| Your instructions |
Every record below needs to be set down exactly. Pictures do not belong in the copy.

| Records shown |

________________________________________

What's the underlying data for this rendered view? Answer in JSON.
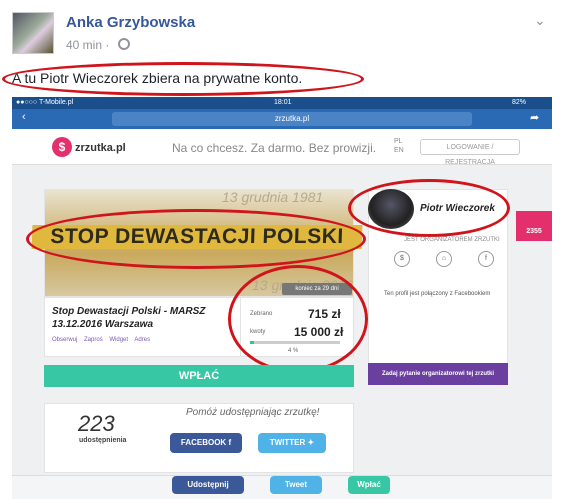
{
  "post": {
    "author": "Anka Grzybowska",
    "time": "40 min",
    "separator": "·",
    "text": "A tu Piotr Wieczorek zbiera na prywatne konto."
  },
  "icons": {
    "menu": "chevron-down-icon",
    "privacy": "globe-icon"
  },
  "phone": {
    "carrier": "●●○○○ T-Mobile.pl",
    "clock": "18:01",
    "battery": "82%",
    "url": "zrzutka.pl"
  },
  "site": {
    "logo_letter": "$",
    "brand": "zrzutka.pl",
    "tagline": "Na co chcesz. Za darmo. Bez prowizji.",
    "lang": [
      "PL",
      "EN"
    ],
    "login": "LOGOWANIE / REJESTRACJA",
    "date_top": "13 grudnia 1981",
    "date_bottom": "13 grudnia 2016",
    "banner": "STOP DEWASTACJI POLSKI",
    "event_title": "Stop Dewastacji Polski - MARSZ 13.12.2016 Warszawa",
    "actions": [
      "Obserwuj",
      "Zaproś",
      "Widget",
      "Adres"
    ],
    "ends_badge": "koniec za 29 dni",
    "raised_label": "Zebrano",
    "raised": "715 zł",
    "goal_label": "kwoty",
    "goal": "15 000 zł",
    "percent_text": "4 %",
    "progress": 0.048,
    "pay": "WPŁAĆ",
    "organizer": "Piotr Wieczorek",
    "organizer_role": "JEST ORGANIZATOREM ZRZUTKI",
    "fb_note": "Ten profil jest połączony z Facebookiem",
    "ask": "Zadaj pytanie organizatorowi tej zrzutki",
    "side_count": "2355",
    "shares": "223",
    "shares_label": "udostępnienia",
    "share_prompt": "Pomóż udostępniając zrzutkę!",
    "facebook": "FACEBOOK",
    "twitter": "TWITTER",
    "bottom": [
      "Udostępnij",
      "Tweet",
      "Wpłać"
    ]
  },
  "colors": {
    "annotation_red": "#d0141b",
    "brand_pink": "#e3306c",
    "pay_green": "#37c7a5",
    "link_blue": "#365899"
  }
}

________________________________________

| Worked solution |
What's the underlying data for this rendered view? Answer in JSON.
{
  "post": {
    "author": "Anka Grzybowska",
    "time": "40 min",
    "separator": "·",
    "text": "A tu Piotr Wieczorek zbiera na prywatne konto."
  },
  "icons": {
    "menu": "chevron-down-icon",
    "privacy": "globe-icon"
  },
  "phone": {
    "carrier": "●●○○○ T-Mobile.pl",
    "clock": "18:01",
    "battery": "82%",
    "url": "zrzutka.pl"
  },
  "site": {
    "logo_letter": "$",
    "brand": "zrzutka.pl",
    "tagline": "Na co chcesz. Za darmo. Bez prowizji.",
    "lang": [
      "PL",
      "EN"
    ],
    "login": "LOGOWANIE / REJESTRACJA",
    "date_top": "13 grudnia 1981",
    "date_bottom": "13 grudnia 2016",
    "banner": "STOP DEWASTACJI POLSKI",
    "event_title": "Stop Dewastacji Polski - MARSZ 13.12.2016 Warszawa",
    "actions": [
      "Obserwuj",
      "Zaproś",
      "Widget",
      "Adres"
    ],
    "ends_badge": "koniec za 29 dni",
    "raised_label": "Zebrano",
    "raised": "715 zł",
    "goal_label": "kwoty",
    "goal": "15 000 zł",
    "percent_text": "4 %",
    "progress": 0.048,
    "pay": "WPŁAĆ",
    "organizer": "Piotr Wieczorek",
    "organizer_role": "JEST ORGANIZATOREM ZRZUTKI",
    "fb_note": "Ten profil jest połączony z Facebookiem",
    "ask": "Zadaj pytanie organizatorowi tej zrzutki",
    "side_count": "2355",
    "shares": "223",
    "shares_label": "udostępnienia",
    "share_prompt": "Pomóż udostępniając zrzutkę!",
    "facebook": "FACEBOOK",
    "twitter": "TWITTER",
    "bottom": [
      "Udostępnij",
      "Tweet",
      "Wpłać"
    ]
  },
  "colors": {
    "annotation_red": "#d0141b",
    "brand_pink": "#e3306c",
    "pay_green": "#37c7a5",
    "link_blue": "#365899"
  }
}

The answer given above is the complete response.